The aviation industry, a key player in technological advancement, is setting its sights on sustainable practices. In this context, the SUSTAINair project endeavours to introduce three novel production processes with elements of the circular economy (CE). This article explores the integration of CE within a life-cycle assessment (LCA) framework, shedding light on its significance for the future of aviation sustainability.
Life Cycle Assessment (LCA) & Circular Economy (CE)
Key to SUSTAINair’s long-term viability aims is Life Cycle Assessment, a method for measuring the resource consumption of a product system throughout its lifecycle. Comprising four distinct phases—goal and scope definition, inventory analysis, impact assessment, and interpretation—LCA provides a comprehensive view of the sustainability performance of the product system.

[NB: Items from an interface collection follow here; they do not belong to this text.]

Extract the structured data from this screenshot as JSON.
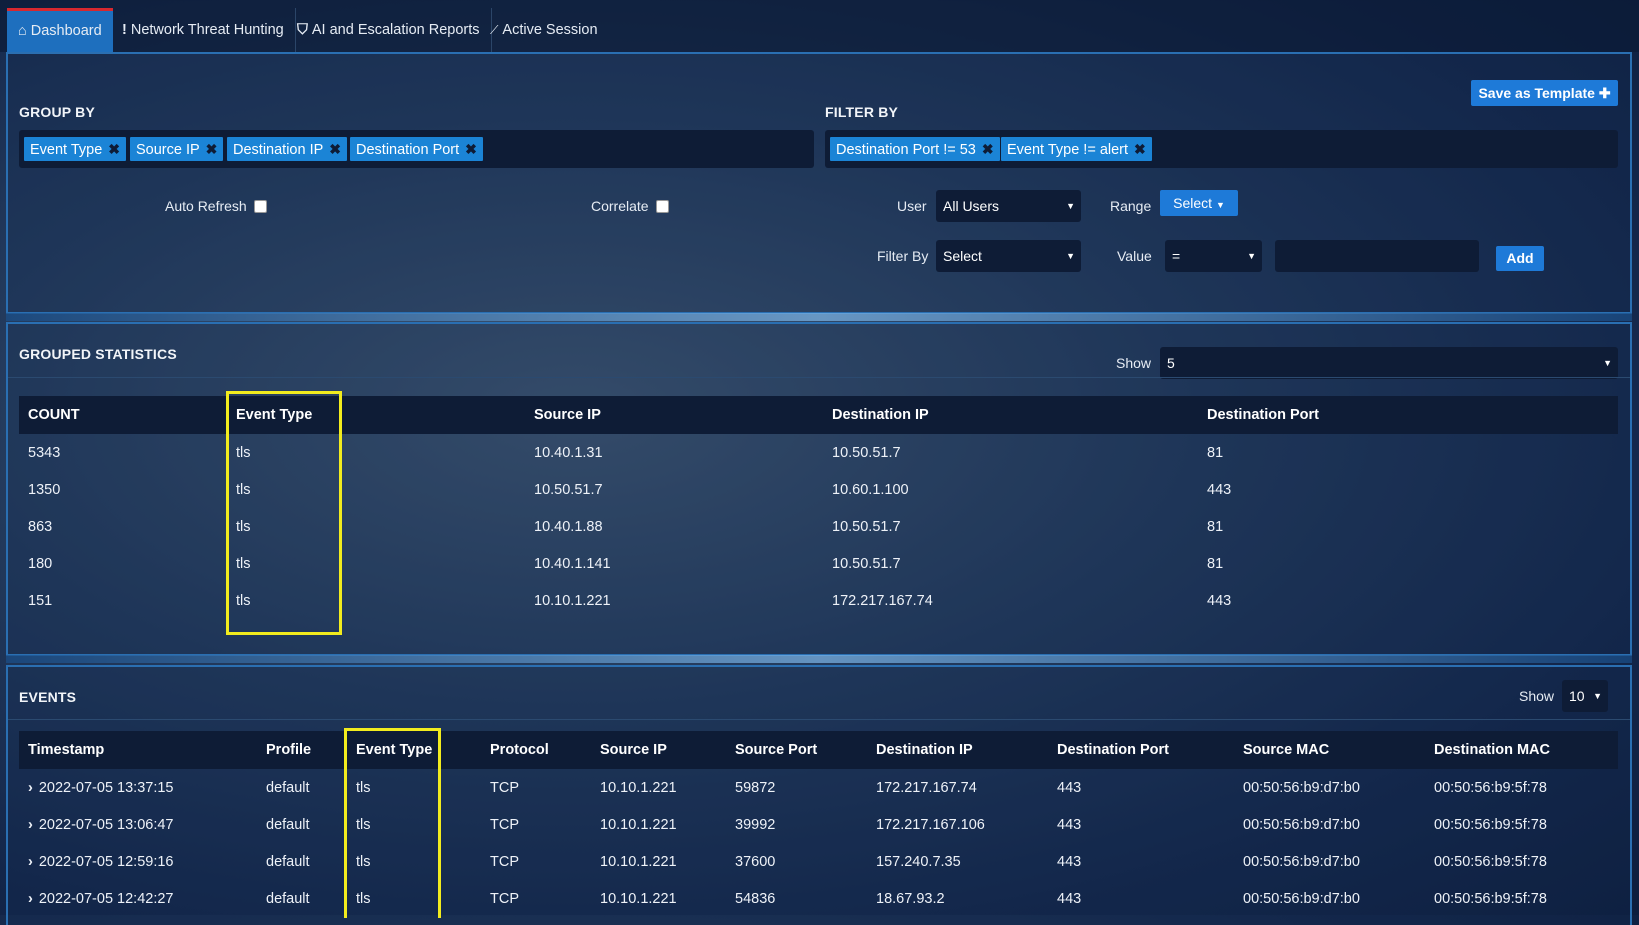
{
  "tabs": [
    {
      "label": "Dashboard",
      "icon": "home-icon",
      "glyph": "⌂"
    },
    {
      "label": "Network Threat Hunting",
      "icon": "exclamation-icon",
      "glyph": "!"
    },
    {
      "label": "AI and Escalation Reports",
      "icon": "shield-icon",
      "glyph": "⛉"
    },
    {
      "label": "Active Session",
      "icon": "line-chart-icon",
      "glyph": "📈"
    }
  ],
  "top": {
    "save_template": "Save as Template ✚",
    "group_by_label": "GROUP BY",
    "filter_by_label": "FILTER BY",
    "group_tags": [
      "Event Type",
      "Source IP",
      "Destination IP",
      "Destination Port"
    ],
    "filter_tags": [
      "Destination Port != 53",
      "Event Type != alert"
    ],
    "auto_refresh": "Auto Refresh",
    "correlate": "Correlate",
    "user_label": "User",
    "user_value": "All Users",
    "range_label": "Range",
    "range_button": "Select",
    "filterby_label": "Filter By",
    "filterby_value": "Select",
    "value_label": "Value",
    "value_op": "=",
    "add_button": "Add"
  },
  "grouped": {
    "title": "GROUPED STATISTICS",
    "show_label": "Show",
    "show_value": "5",
    "columns": [
      "COUNT",
      "Event Type",
      "Source IP",
      "Destination IP",
      "Destination Port"
    ],
    "rows": [
      [
        "5343",
        "tls",
        "10.40.1.31",
        "10.50.51.7",
        "81"
      ],
      [
        "1350",
        "tls",
        "10.50.51.7",
        "10.60.1.100",
        "443"
      ],
      [
        "863",
        "tls",
        "10.40.1.88",
        "10.50.51.7",
        "81"
      ],
      [
        "180",
        "tls",
        "10.40.1.141",
        "10.50.51.7",
        "81"
      ],
      [
        "151",
        "tls",
        "10.10.1.221",
        "172.217.167.74",
        "443"
      ]
    ]
  },
  "events": {
    "title": "EVENTS",
    "show_label": "Show",
    "show_value": "10",
    "columns": [
      "Timestamp",
      "Profile",
      "Event Type",
      "Protocol",
      "Source IP",
      "Source Port",
      "Destination IP",
      "Destination Port",
      "Source MAC",
      "Destination MAC"
    ],
    "rows": [
      [
        "2022-07-05 13:37:15",
        "default",
        "tls",
        "TCP",
        "10.10.1.221",
        "59872",
        "172.217.167.74",
        "443",
        "00:50:56:b9:d7:b0",
        "00:50:56:b9:5f:78"
      ],
      [
        "2022-07-05 13:06:47",
        "default",
        "tls",
        "TCP",
        "10.10.1.221",
        "39992",
        "172.217.167.106",
        "443",
        "00:50:56:b9:d7:b0",
        "00:50:56:b9:5f:78"
      ],
      [
        "2022-07-05 12:59:16",
        "default",
        "tls",
        "TCP",
        "10.10.1.221",
        "37600",
        "157.240.7.35",
        "443",
        "00:50:56:b9:d7:b0",
        "00:50:56:b9:5f:78"
      ],
      [
        "2022-07-05 12:42:27",
        "default",
        "tls",
        "TCP",
        "10.10.1.221",
        "54836",
        "18.67.93.2",
        "443",
        "00:50:56:b9:d7:b0",
        "00:50:56:b9:5f:78"
      ]
    ]
  },
  "colors": {
    "accent": "#1e7ad8",
    "highlight": "#f2ec1e",
    "active_tab_border": "#d8282f"
  }
}
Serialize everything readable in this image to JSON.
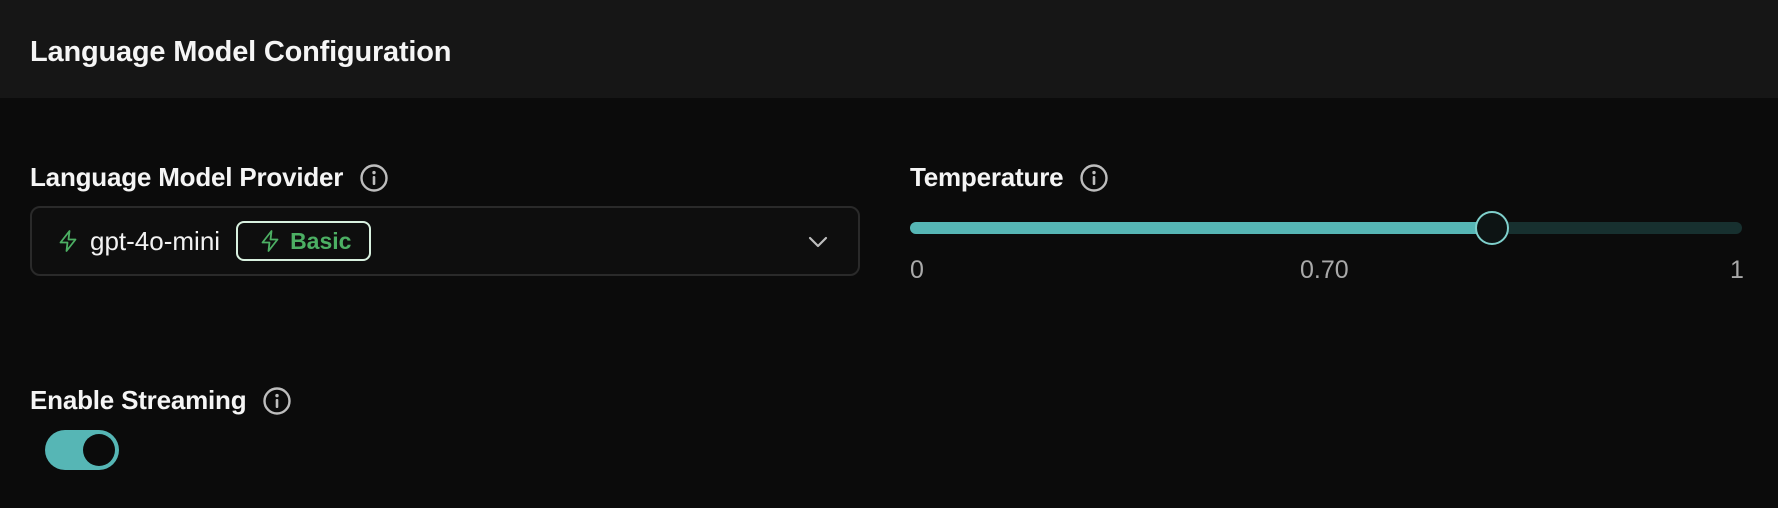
{
  "header": {
    "title": "Language Model Configuration"
  },
  "provider": {
    "label": "Language Model Provider",
    "info_icon": "info-icon",
    "selected_value": "gpt-4o-mini",
    "value_icon": "lightning-icon",
    "badge": {
      "label": "Basic",
      "icon": "lightning-icon",
      "color": "#4caf63"
    },
    "dropdown_icon": "chevron-down-icon"
  },
  "temperature": {
    "label": "Temperature",
    "info_icon": "info-icon",
    "min_label": "0",
    "value_label": "0.70",
    "max_label": "1",
    "value": 0.7,
    "min": 0,
    "max": 1,
    "accent_color": "#56b6b5"
  },
  "streaming": {
    "label": "Enable Streaming",
    "info_icon": "info-icon",
    "enabled": true,
    "accent_color": "#56b6b5"
  }
}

Circular Economy, an extension of the traditional linear economic model, introduces principles of eliminating waste, circulating products and materials, and regenerating nature. While aviation has already adopted some CE elements, there is a need for a more holistic approach, especially in areas like end-of-life solutions and material recycling.
The integration of Circular Economy into Life Cycle Assessment gives rise to the CE-LCA model. This approach not only evaluates the foreground system but also considers secondary product-systems that contribute recyclates or receive materials. The CE-LCA proves to be a dynamic method for assessing environmental impacts at a product or supply chain level, providing a systemic view and accounting for socio-economic impacts.
Application in SUSTAINair
Some of the research undertaken within SUSTAINair has focused on assessing the sustainable performance of three production processes using the CE-LCA model. These three different aluminium production processes – thermoset flat plate, thermoplast laminate, and die-casting – incorporate recycled materials, which were analysed through the four phases of the LCA. A cut-off approach is adopted to account for recyclates, assuming the sustainable impact of recycled materials has already been considered. The analysis includes factors such as the Material Circularity Indicator (MCI) and the Linear Flow Indicator (LFI).
The primary goal is to compare the life cycle impact of the assessed parts or materials with their conventional counterparts. Greenhouse gas emissions serve as the key metric, with the functional unit being measured “per part” or “per kg.” The assessment scoping covers production, use, and disposal stages, excluding pre- and post-use considerations due to data limitations.
While CE-LCA proves to be a valuable tool, challenges such as data gaps and the experimental nature of assessed parts highlight the need for ongoing refinement. As the aviation industry moves towards sustainability, the integration of circular economy principles from the design phase onward becomes imperative.
In conclusion, the integration of Circular Economy principles into the Life Cycle Assessment framework offers a promising avenue for assessing the sustainability of aviation production processes. SUSTAINair’s exploration of these methodologies highlights the need for a comprehensive and dynamic approach to ensure a truly sustainable future for aviation. As the industry evolves, refining these methodologies and embracing circular economy principles in design can propel aviation towards a more environmentally friendly and socially responsible future.